Each line of the records below that contains "icon" needs to be copied.
======== Records ========
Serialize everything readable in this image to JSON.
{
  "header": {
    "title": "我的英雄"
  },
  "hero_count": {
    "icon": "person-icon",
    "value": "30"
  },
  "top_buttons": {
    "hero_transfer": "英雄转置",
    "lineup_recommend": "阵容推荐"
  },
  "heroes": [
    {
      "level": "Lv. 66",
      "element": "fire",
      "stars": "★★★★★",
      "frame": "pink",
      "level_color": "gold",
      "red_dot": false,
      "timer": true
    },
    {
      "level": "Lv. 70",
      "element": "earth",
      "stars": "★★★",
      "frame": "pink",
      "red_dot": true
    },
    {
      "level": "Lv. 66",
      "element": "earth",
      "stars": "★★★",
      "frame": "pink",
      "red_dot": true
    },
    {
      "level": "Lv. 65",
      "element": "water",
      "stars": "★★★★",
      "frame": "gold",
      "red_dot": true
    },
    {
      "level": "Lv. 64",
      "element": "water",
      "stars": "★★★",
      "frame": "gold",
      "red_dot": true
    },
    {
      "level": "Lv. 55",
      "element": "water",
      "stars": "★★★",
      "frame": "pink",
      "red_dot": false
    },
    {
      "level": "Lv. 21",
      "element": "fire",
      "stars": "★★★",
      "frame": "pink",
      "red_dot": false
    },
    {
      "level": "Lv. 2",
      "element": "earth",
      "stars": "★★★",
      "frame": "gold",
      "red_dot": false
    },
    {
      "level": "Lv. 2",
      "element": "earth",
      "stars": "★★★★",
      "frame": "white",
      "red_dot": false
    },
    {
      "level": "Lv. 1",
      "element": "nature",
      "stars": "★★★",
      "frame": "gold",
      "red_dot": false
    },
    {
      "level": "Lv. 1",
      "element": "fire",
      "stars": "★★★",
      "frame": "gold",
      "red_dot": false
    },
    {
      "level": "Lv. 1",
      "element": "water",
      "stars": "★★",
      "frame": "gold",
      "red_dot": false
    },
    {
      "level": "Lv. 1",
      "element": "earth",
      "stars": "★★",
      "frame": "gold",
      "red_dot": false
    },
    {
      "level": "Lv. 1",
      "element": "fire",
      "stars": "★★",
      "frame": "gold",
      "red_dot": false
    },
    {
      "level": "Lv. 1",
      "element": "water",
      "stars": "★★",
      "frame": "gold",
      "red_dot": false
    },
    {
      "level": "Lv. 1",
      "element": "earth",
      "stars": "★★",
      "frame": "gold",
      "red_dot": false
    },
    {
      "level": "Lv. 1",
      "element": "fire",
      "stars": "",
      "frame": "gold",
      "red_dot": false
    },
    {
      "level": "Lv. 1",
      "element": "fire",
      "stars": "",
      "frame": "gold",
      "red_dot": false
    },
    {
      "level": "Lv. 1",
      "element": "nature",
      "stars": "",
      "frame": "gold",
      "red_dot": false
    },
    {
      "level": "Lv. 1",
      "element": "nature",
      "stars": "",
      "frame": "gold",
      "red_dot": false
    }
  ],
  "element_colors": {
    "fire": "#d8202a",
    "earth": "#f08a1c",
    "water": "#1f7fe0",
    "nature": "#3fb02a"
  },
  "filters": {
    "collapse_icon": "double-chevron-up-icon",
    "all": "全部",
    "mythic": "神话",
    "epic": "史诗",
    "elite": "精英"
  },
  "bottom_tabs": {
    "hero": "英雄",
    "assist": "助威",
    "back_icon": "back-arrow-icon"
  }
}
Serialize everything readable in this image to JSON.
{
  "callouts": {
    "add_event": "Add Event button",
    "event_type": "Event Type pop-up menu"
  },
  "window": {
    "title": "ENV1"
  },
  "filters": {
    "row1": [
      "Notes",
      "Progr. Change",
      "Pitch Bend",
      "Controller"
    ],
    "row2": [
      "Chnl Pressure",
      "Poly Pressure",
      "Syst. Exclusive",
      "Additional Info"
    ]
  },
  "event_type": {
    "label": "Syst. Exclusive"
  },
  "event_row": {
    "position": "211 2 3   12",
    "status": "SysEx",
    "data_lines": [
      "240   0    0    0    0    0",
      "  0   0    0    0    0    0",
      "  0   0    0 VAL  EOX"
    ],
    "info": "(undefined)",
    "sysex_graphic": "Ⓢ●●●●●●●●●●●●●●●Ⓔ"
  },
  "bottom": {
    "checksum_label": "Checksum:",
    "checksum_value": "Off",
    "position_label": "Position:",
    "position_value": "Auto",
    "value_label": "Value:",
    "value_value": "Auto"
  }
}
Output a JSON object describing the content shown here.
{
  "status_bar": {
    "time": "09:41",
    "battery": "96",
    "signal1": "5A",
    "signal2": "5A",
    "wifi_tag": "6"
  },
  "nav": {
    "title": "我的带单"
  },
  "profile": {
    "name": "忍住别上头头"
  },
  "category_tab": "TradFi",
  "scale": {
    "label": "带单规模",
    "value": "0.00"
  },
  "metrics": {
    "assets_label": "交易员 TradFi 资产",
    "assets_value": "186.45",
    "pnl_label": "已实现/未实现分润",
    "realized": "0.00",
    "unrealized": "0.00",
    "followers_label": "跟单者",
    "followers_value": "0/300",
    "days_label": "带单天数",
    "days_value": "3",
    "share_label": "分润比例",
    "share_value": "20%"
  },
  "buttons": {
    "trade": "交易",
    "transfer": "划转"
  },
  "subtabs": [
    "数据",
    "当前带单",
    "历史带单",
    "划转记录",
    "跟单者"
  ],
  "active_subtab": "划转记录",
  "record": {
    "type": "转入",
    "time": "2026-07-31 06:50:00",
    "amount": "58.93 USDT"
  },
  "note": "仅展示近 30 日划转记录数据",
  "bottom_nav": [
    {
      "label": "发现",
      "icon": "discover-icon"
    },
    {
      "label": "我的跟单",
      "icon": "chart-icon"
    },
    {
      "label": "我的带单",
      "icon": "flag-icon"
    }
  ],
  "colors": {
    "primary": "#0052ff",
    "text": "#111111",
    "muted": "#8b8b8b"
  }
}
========
- **Solved exercise**:
    "icon": "person-icon",
    "collapse_icon": "double-chevron-up-icon",
    "back_icon": "back-arrow-icon"
      "icon": "discover-icon"
      "icon": "chart-icon"
      "icon": "flag-icon"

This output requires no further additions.